The ideas behind it may restrict and block the rational mind and prevent design solutions from moving forward, but a slight change in perspective through proven analysis may provide more clarity and reliability to the topic. A student thesis by Shou-Jung Wei on Body, Mind, and Spirit: Feng Shui Applications for a Healing Environment Prototype, lays evidence of this clarity incorporating Feng Shui philosophies, alongside western principles, into a healing environment.
The dissertation tries to explore two points of view at the extremes through history and theory in relevance to time and space, and majorly through the application. Feng Shui has contributed to design in the eastern world for centuries whereas the west has evolved through scientific approaches of bioclimatic design, environmental analysis and psychology, ecological designs, and creative thinking.
There are strict norms and rules for both approaches of study, the common factor being; wellness in built spaces, and inclusion of natural environments. Feng Shui follows certain principles, one of which is looking closely at the topography and geography of a site. A Feng Shui master looks at the site and makes an in-depth analysis of the shape of the mountains concerning the direction of the wind flow and water bodies. Such factors in Feng Shui are codenamed as the dragon, water, cave, sand, and direction.
Following this, a detailed analysis of Chinese house typologies according to the site context is stated. It helps in understanding the root of the concept and clears out the hyped mystic appearance of Feng Shui, making it one of the advanced traditional concepts of planning and designing Chinese architecture.
The thesis further expands on scientific design approaches used by architects which follow the same process of studying a site and providing ecological analysis through sun path diagrams. Leading to solutions like capturing thermal energy through the use of sustainable materials and improving the indoor environment. The analysis dives deeper giving a comparative analysis of both theories.

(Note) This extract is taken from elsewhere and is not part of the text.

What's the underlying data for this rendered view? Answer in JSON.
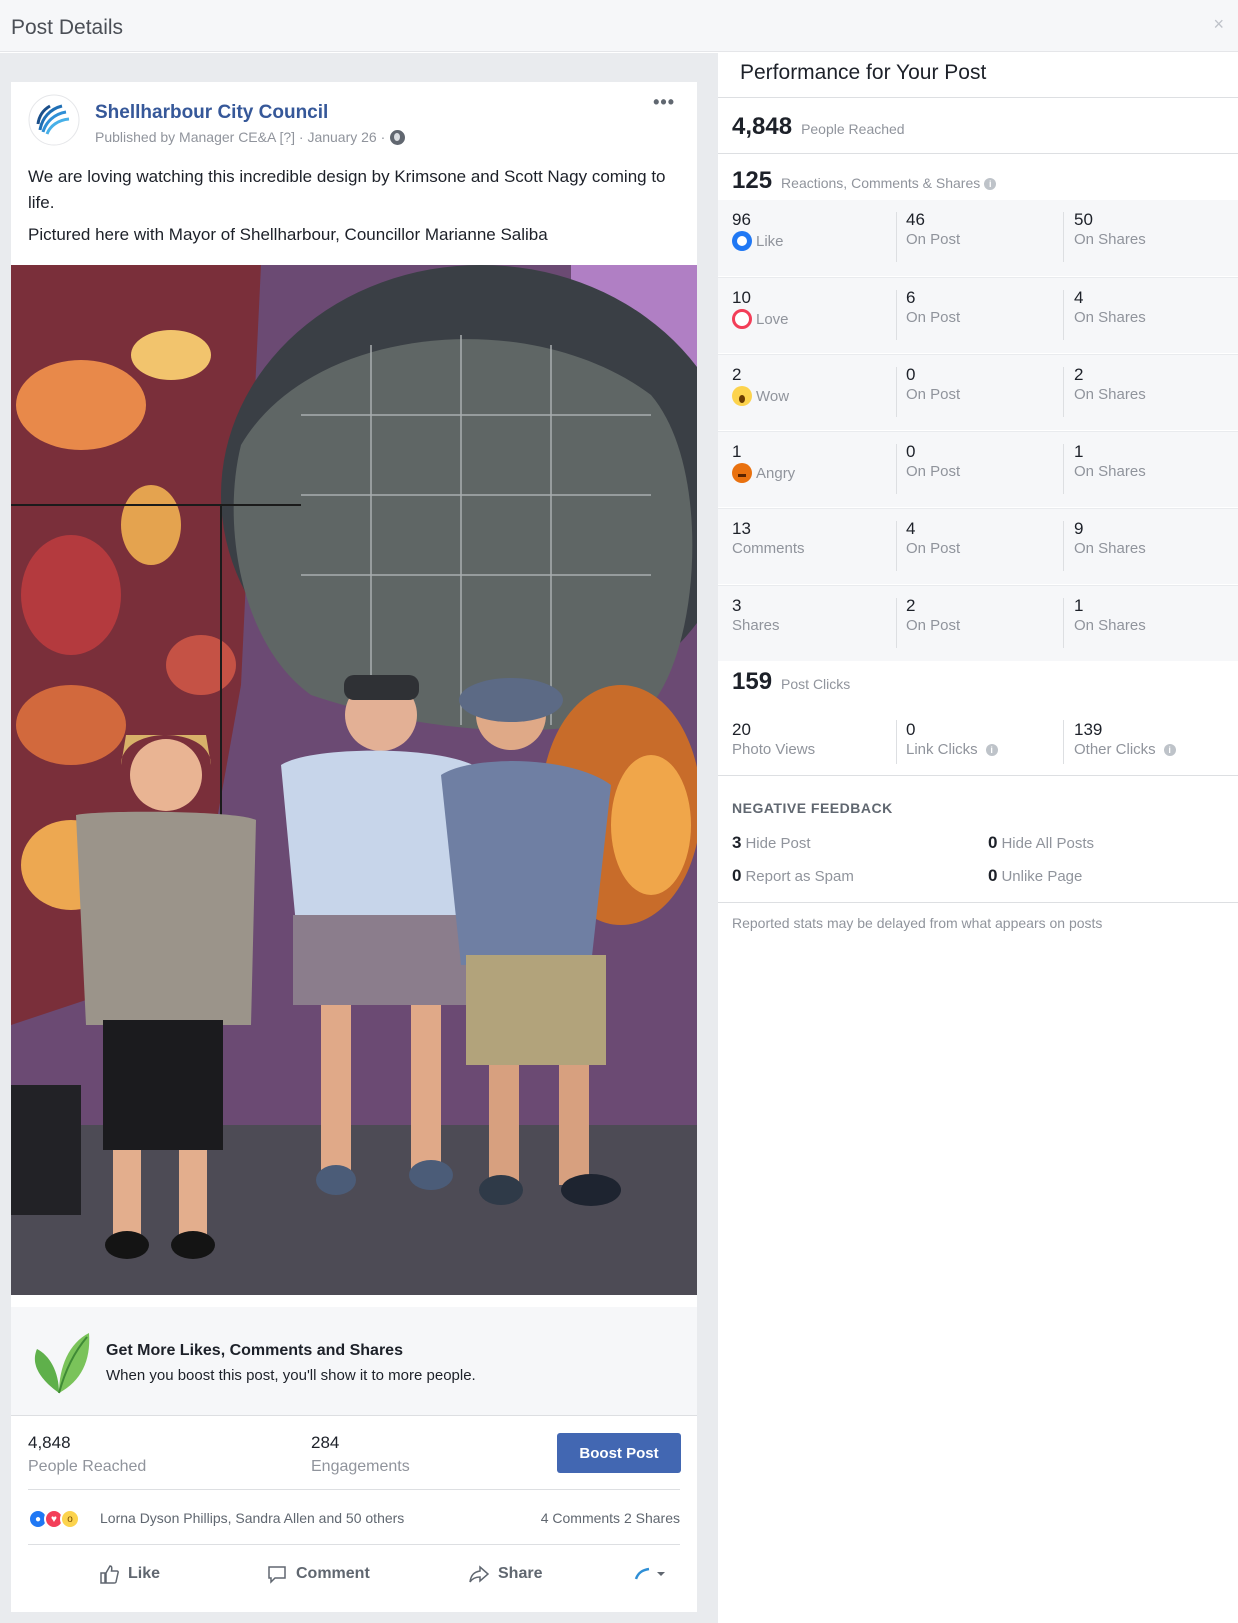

The overall study translates the complexity of Feng Shui and scientific design methods into a healing structure designed by the author. The research not only provides a new view of healthcare design but also adds more spiritual meaning to the built environment. It portrays the power in the integration of various principles into manifesting architecture and solutions to ecological concerns.
Most of the guidelines used for the design processes are more or less addressed in the concept of Feng Shui. The label changes its origins and way of use. For instance, the Vastu Shastra in Indian architecture has its own principles and values, whether as forefront or subconscious ideas for a project, these guidelines ultimately provide the well-being of a space.

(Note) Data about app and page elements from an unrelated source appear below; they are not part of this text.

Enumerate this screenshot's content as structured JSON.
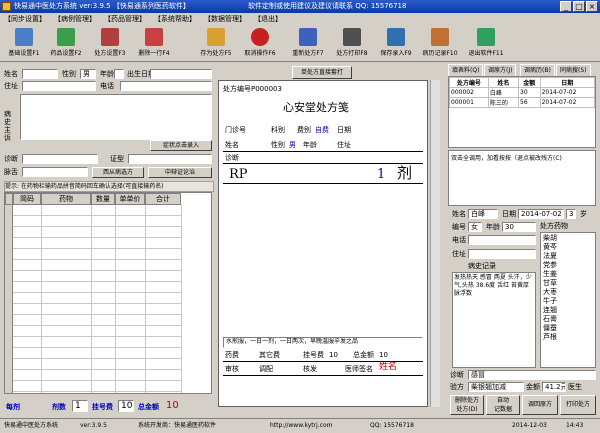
{
  "titlebar": {
    "title": "快易通中医处方系统  ver:3.9.5 【快易通系列医药软件】",
    "right": "软件定制或使用建议及建议请联系 QQ: 15576718"
  },
  "menu": [
    "【同步设置】",
    "【病例管理】",
    "【药品管理】",
    "【系统帮助】",
    "【数据管理】",
    "【退出】"
  ],
  "toolbar": {
    "buttons": [
      {
        "label": "基础设置F1",
        "color": "#4a7ec8"
      },
      {
        "label": "药品设置F2",
        "color": "#3a9e4a"
      },
      {
        "label": "处方设置F3",
        "color": "#b04040"
      },
      {
        "label": "删除一行F4",
        "color": "#c84040"
      },
      {
        "label": "存为处方F5",
        "color": "#d8a030"
      },
      {
        "label": "取消操作F6",
        "color": "#c82020"
      },
      {
        "label": "重新处方F7",
        "color": "#4060c0"
      },
      {
        "label": "处方打印F8",
        "color": "#505050"
      },
      {
        "label": "保存录入F9",
        "color": "#3070b0"
      },
      {
        "label": "病历记录F10",
        "color": "#c07030"
      },
      {
        "label": "退出软件F11",
        "color": "#30a060"
      }
    ]
  },
  "patient": {
    "name_label": "姓名",
    "sex_label": "性别",
    "sex_value": "男",
    "age_label": "年龄",
    "birth_label": "出生日期",
    "address_label": "住址",
    "phone_label": "电话",
    "complaint_label": "病史主诉",
    "symptom_btn": "症状点击录入",
    "diagnosis_label": "诊断",
    "syndrome_label": "证型",
    "pulse_label": "脉舌",
    "pulse_btn": "西从病选方",
    "tips_btn": "中辩证论治"
  },
  "hint": "提示: 在药物栏输药品拼音简码回车确认选择(可直接输药名)",
  "grid": {
    "headers": [
      "简码",
      "药物",
      "数量",
      "单单价",
      "合计"
    ]
  },
  "footer": {
    "label1": "每剂",
    "label2": "剂数",
    "doses_value": "1",
    "label3": "挂号费",
    "fee_value": "10",
    "label4": "总金额",
    "total_value": "10"
  },
  "paper": {
    "print_btn": "单处方直接套打",
    "number_label": "处方编号",
    "number_value": "P000003",
    "clinic_title": "心安堂处方笺",
    "row1": [
      "门诊号",
      "科别",
      "费别",
      "自费",
      "日期"
    ],
    "row2": [
      "姓名",
      "性别",
      "男",
      "年龄",
      "住址"
    ],
    "diag": "诊断",
    "rp": "RP",
    "dose_num": "1",
    "dose_unit": "剂",
    "usage": "水煎服，一日一剂，一日两次，早晚温服辛发之品",
    "bottom1": [
      "药费",
      "其它费",
      "挂号费",
      "10",
      "总金额",
      "10"
    ],
    "bottom2": [
      "审核",
      "调配",
      "核发",
      "医师签名",
      "姓名"
    ]
  },
  "right": {
    "tabs": [
      "填表料(Q)",
      "调原方(J)",
      "调病历(B)",
      "同病搜(S)"
    ],
    "table_headers": [
      "处方编号",
      "姓名",
      "金额",
      "日期"
    ],
    "rows": [
      [
        "000002",
        "白峰",
        "30",
        "2014-07-02"
      ],
      [
        "000001",
        "陈三的",
        "56",
        "2014-07-02"
      ]
    ],
    "hint": "双击全调用，加看按按（退点被改残方(C)",
    "name_label": "姓名",
    "name_value": "白峰",
    "date_label": "日期",
    "date_value": "2014-07-02",
    "age_value": "3",
    "age_unit": "岁",
    "gender_label": "编号",
    "gender_value": "女",
    "age_label": "年龄",
    "age_value2": "30",
    "phone_label": "电话",
    "address_label": "住址",
    "history_label": "病史记录",
    "history_text": "发热热天  感冒  两夏 头汗，少气,头热 38.6度 舌红 苔黄厚 脉浮数",
    "herbs_label": "处方药物",
    "herbs": [
      "柴胡",
      "黄芩",
      "法夏",
      "党参",
      "生姜",
      "甘草",
      "大枣",
      "牛子",
      "连翘",
      "石膏",
      "僵蚕",
      "芦根"
    ],
    "diag_label": "诊断",
    "diag_value": "感冒",
    "usage_label": "验方",
    "usage_value": "柴银翘加减",
    "amount_label": "金额",
    "amount_value": "41.2元",
    "doctor_label": "医生",
    "doctor_value": "姓名",
    "delete_btn": "删除处方",
    "delete_btn2": "处方(D)",
    "callback_btn": "调回原方",
    "record_btn": "自动",
    "record_btn2": "记数据",
    "print_btn": "打印处方"
  },
  "status": {
    "app": "快易通中医处方系统",
    "ver": "ver:3.9.5",
    "support": "系统开发商：快易通医药软件",
    "url": "http://www.kytrj.com",
    "qq": "QQ: 15576718",
    "date": "2014-12-03",
    "time": "14:43"
  }
}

The concept may induce contradiction to our wild imaginations, but it can add harmony and spirituality to these imaginations. Instead of focusing on the literal applications of Feng Shui in our designs, architects can focus on this beautiful process of thinking. Elegant slits and openings for majestic dragons to pass don’t seem such a bad idea after all.
- Body, Mind, and Spirit: Feng Shui Applications for a Healing Environment Prototype.
Author: Shou-Jungi We, Florida State University Libraries.
- Traditional Feng Shui Architecture as an Inspiration for the Development of Green Buildings
Author: Su Bo, Faculty of Civil Engineering and Mechanics Jiangsu University, China.
- FORM FOLLOWS FENG SHUI
Author: Choopong THONGKAMSAMUT Assoc. Prof. Vorasun BURANAKARN, Department of Architecture, Faculty of Architecture,Chulalongkorn University.
- Modern interpretation of FengShui in contemporary sustainable residential design
Author: Z. Zhong & B. Ceranic, Faculty of Arts, Design and Technology, University of Derby, UK